The World Bank president said that there was also the need for the private sector to play a significant role in the development of the region going forward.
“There has to be an environment where people, especially the locals, want to invest in building the countries and that’s a challenge that needs specific policy changes to make each of the island states more attractive,” he said.
“We are prepared to work on this, this is something I worked on extensively in the 1980’s and into the 1990’s from the US Government side. There are immense challenges but they can be solved.”
Malpass said that trade was also an important area for development of the region in the COVID pandemic era, noting the trade links with Central and South America represent an area of opportunity.
“Everyone is changing rapidly. Guyana is changing rapidly, the Central American countries are changing rapidly, so there has to be some flexibility within the various agreements that are made on trade,” he added.
World Bank Vice President for Latin America and Caribbean, Carlos Felipe Jaramillo, said that the digital divide is a “huge problem” that the region must also come to terms with as quickly as possible.
“That’s why we have put together a large project for a number of the Caribbean islands called the Caribbean Digital Transformation Project. It is about US$100 million, it started last year and it is about widening the access to digital across the entire population and improving the skills to use the digital and improving the possibilities of doing more enterprises.
“New companies that can export digital services which is important for economies that so far have been to concentrate exclusively on tourism. They do need to diversify,” Felipe added.

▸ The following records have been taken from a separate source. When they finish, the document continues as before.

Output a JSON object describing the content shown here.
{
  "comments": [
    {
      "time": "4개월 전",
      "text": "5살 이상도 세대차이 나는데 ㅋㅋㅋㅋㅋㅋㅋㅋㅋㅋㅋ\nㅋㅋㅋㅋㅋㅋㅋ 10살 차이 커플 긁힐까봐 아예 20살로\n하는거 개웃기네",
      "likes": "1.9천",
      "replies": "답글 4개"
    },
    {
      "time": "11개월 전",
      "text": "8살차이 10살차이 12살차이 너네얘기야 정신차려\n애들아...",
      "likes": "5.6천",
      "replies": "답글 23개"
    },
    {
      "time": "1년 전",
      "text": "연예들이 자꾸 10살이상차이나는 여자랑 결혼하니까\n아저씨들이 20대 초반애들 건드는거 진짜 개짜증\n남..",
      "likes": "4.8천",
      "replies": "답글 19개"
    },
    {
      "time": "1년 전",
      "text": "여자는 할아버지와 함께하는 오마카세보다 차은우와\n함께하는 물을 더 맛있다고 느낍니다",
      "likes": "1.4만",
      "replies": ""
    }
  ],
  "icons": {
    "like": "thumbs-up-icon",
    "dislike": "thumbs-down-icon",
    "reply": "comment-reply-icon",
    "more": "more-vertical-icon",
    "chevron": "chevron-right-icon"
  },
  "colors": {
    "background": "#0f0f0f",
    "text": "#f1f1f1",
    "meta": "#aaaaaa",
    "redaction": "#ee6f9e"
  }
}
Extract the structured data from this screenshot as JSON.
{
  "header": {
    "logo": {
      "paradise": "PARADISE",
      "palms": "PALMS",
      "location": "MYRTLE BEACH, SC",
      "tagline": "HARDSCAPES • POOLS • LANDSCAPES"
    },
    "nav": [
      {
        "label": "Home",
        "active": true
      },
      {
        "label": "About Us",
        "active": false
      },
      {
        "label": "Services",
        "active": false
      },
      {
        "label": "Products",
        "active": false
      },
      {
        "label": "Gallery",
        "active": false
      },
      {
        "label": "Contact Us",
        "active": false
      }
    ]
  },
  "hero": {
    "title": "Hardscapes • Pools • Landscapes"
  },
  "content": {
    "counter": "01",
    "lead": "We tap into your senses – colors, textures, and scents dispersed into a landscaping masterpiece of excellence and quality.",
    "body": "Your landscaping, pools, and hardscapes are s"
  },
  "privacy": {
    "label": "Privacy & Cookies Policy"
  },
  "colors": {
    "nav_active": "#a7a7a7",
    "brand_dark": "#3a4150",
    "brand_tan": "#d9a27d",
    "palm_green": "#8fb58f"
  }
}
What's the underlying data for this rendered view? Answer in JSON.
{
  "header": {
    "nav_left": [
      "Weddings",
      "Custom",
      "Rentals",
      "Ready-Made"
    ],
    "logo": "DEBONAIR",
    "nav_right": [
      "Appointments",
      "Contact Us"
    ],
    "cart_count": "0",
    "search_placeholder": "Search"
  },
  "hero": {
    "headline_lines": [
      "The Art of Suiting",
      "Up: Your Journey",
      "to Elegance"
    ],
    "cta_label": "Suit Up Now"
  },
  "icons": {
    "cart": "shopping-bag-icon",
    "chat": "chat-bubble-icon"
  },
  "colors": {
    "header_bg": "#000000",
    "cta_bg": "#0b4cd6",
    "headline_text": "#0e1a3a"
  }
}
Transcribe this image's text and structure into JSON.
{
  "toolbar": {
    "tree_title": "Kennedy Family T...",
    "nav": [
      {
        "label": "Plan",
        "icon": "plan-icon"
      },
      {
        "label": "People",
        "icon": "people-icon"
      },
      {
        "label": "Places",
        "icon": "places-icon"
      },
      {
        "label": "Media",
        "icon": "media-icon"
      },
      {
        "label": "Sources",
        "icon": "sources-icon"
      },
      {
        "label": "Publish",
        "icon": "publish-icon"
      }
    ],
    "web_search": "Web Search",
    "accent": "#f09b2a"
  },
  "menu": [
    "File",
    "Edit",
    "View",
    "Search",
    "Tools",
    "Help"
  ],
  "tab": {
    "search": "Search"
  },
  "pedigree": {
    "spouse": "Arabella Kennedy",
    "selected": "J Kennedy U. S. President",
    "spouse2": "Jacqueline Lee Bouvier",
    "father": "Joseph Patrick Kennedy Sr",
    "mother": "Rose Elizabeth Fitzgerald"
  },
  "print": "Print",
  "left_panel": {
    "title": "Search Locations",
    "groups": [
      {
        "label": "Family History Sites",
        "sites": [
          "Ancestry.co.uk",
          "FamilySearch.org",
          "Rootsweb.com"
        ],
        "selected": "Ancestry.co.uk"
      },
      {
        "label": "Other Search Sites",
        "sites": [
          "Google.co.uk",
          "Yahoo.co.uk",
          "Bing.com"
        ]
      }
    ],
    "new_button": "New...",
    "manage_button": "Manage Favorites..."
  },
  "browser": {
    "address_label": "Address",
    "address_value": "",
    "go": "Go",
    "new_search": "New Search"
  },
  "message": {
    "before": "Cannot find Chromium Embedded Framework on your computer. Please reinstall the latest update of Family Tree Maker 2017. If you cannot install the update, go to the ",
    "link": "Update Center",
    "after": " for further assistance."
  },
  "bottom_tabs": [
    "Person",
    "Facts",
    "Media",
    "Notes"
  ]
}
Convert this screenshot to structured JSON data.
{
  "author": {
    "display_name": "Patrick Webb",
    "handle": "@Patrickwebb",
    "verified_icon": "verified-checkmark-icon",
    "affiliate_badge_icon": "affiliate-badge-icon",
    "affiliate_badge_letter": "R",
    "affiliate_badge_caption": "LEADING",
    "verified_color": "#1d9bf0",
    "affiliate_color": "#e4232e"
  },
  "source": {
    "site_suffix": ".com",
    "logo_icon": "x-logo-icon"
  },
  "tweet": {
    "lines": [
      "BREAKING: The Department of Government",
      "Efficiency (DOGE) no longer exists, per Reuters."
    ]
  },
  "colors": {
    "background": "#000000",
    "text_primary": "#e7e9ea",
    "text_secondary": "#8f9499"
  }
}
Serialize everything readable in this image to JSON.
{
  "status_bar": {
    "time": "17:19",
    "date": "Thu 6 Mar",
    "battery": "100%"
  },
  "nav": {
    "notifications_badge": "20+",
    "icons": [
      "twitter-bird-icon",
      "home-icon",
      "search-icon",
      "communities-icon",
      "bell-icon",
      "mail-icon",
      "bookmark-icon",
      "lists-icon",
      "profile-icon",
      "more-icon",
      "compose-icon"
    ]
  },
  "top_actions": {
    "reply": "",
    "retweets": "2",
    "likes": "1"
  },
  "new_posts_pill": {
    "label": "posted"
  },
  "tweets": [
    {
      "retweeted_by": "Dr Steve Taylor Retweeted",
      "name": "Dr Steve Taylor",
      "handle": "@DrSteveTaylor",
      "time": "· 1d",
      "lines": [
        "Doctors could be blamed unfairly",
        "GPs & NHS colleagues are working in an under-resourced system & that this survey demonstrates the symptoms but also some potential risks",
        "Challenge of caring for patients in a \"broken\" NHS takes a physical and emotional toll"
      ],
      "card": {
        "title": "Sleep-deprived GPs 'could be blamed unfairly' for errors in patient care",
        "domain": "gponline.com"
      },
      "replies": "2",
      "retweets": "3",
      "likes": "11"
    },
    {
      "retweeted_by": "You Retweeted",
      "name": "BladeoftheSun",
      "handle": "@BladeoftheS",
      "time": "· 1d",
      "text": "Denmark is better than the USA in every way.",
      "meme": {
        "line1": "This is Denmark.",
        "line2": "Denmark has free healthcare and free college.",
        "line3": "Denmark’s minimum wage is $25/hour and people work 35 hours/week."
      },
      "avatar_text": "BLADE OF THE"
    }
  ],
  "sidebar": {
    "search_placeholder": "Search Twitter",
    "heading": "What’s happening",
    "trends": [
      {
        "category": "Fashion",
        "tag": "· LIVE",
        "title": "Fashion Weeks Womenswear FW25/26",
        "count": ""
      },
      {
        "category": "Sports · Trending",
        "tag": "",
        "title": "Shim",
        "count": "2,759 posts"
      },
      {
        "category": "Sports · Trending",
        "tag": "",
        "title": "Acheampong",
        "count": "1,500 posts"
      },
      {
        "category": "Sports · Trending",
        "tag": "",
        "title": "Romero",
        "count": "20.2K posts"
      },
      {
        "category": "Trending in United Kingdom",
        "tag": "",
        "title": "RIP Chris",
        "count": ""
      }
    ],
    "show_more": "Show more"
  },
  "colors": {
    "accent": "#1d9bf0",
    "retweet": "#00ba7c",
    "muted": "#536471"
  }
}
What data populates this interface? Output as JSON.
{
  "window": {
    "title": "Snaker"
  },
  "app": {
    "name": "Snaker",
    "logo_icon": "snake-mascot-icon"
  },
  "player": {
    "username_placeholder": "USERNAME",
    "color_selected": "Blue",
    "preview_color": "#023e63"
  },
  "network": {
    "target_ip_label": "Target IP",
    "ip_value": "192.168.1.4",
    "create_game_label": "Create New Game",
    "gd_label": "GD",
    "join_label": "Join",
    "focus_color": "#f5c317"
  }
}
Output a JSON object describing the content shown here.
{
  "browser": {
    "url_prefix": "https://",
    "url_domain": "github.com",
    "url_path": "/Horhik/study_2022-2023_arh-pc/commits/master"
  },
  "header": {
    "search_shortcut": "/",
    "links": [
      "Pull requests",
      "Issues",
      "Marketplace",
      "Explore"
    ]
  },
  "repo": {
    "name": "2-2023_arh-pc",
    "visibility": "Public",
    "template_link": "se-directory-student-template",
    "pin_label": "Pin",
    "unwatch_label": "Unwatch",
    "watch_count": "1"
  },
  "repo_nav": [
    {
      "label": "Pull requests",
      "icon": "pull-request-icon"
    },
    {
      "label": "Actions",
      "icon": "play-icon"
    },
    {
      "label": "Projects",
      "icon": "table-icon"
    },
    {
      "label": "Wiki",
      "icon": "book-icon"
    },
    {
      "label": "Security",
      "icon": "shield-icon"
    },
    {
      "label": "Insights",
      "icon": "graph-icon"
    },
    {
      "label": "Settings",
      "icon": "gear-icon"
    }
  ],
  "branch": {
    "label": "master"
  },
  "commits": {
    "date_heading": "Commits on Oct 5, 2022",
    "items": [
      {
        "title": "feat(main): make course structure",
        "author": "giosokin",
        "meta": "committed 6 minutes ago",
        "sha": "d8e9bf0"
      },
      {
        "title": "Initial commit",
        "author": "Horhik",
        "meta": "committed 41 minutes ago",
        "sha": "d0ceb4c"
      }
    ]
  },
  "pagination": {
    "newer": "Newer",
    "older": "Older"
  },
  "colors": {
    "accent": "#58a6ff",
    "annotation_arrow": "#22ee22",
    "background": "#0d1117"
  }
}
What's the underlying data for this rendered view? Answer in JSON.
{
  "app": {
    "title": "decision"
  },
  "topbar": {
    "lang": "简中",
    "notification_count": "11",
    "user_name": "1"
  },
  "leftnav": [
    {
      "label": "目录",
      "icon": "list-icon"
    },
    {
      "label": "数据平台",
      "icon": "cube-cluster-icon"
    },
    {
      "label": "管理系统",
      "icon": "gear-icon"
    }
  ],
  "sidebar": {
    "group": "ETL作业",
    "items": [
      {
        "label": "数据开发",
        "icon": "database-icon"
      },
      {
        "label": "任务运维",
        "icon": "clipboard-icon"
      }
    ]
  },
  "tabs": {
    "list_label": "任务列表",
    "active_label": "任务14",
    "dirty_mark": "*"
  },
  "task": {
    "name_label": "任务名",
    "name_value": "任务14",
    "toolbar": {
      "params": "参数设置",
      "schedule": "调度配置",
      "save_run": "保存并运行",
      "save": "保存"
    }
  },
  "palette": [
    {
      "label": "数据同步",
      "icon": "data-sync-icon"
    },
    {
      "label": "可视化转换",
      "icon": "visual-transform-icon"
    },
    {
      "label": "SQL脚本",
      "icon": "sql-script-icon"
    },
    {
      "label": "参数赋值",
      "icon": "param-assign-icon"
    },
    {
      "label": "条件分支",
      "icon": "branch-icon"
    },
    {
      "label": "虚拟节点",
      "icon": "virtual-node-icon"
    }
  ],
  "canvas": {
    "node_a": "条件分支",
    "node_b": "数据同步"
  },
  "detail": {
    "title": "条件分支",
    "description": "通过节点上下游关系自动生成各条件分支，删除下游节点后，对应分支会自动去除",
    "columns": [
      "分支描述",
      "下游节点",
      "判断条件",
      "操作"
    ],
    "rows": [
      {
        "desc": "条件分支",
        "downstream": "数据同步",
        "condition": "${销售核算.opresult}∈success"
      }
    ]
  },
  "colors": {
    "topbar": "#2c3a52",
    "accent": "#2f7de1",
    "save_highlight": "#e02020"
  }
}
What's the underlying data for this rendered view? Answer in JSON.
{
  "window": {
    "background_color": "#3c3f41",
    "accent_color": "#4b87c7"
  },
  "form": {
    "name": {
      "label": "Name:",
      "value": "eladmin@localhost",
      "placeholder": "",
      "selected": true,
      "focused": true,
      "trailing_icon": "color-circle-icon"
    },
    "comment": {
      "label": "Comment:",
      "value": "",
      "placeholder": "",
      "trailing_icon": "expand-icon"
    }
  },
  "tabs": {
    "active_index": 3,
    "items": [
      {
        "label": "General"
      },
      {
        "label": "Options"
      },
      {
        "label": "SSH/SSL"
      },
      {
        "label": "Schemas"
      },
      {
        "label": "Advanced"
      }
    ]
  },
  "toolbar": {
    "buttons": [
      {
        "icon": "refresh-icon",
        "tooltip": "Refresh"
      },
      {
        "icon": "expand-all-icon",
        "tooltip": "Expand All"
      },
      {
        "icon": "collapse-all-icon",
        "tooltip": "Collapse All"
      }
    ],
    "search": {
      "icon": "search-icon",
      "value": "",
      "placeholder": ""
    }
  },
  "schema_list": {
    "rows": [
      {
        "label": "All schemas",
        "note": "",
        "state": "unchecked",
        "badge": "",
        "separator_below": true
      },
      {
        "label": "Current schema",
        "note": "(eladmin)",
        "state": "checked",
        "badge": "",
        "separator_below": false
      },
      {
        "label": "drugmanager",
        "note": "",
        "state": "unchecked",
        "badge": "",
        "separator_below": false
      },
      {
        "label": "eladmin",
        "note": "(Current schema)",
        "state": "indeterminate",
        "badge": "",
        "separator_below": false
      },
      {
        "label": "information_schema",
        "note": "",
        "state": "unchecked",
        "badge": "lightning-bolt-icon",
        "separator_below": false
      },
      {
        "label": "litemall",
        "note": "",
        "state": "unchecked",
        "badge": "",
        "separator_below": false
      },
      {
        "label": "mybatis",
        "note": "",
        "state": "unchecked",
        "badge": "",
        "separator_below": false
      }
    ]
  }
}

Regarding the World Bank’s financial contribution towards dealing with e COVID-19 pandemic, Malpass said that the Washington-based financial institution has programmes in Latin America and the Caribbean.
‘We have health related programes in 24 countries and we will continue expanding that. We have vaccination programmes (and) so far since April of 2020 we have committed US$7.4 billion to the region…and it looks like in our fiscal year 2021, which ends on June 30th, we would have committed US$10 billion to the Latin America and Caribbean region.
“The projects go through the countries, we are talking Mexico and Guatemala, Panama, Brazil, some of the island states such as St. Lucia, Grenada, and Dominica. And in each we are working in different ways based on what the countries wanted and what they need to do to improve the investment climate,,” he added.
Malpass said that it was also important for the region to determine “whether we go into new projects, into the different economy that is going to be post COVID or do we end up stuck in that resolution, challenges that are hard to get through.
“So I think what is needed is for the region to have a tremendous amount of energy in each of the countries and also to inspire globally ways to get through this. So the World Bank will try to do all we can to help. We have been working through the COVID response, but the challenge is huge.”
He said that climate change must also be taken into consideration emphasising also the need to reduce greenhouse emissions.
“One of the important areas of this is in the agricultural sector and the land use sector which end up generating a large percentage of the greenhouse gases that come from Latin America, So it is critical that we work on all of those issues,” he added.
The World Bank estimates that at least 34 million people will enter what it describes as the “new poverty” line and said it was also important for the region to implement measures to reverse poverty.
“We think targeted aid is very important in reversing the poverty levels. I have mentioned multiple times the importance of private sector development as a way to create jobs for new entrants, for people at the low end of the income scale.
“The best job creation programmes we know come from small businesses, starting up and hiring workers that might not be hired by big businesses…so that becomes a very important part of getting the poverty reduction goals (and) that’s the mission of the World Bank,” Malpass said.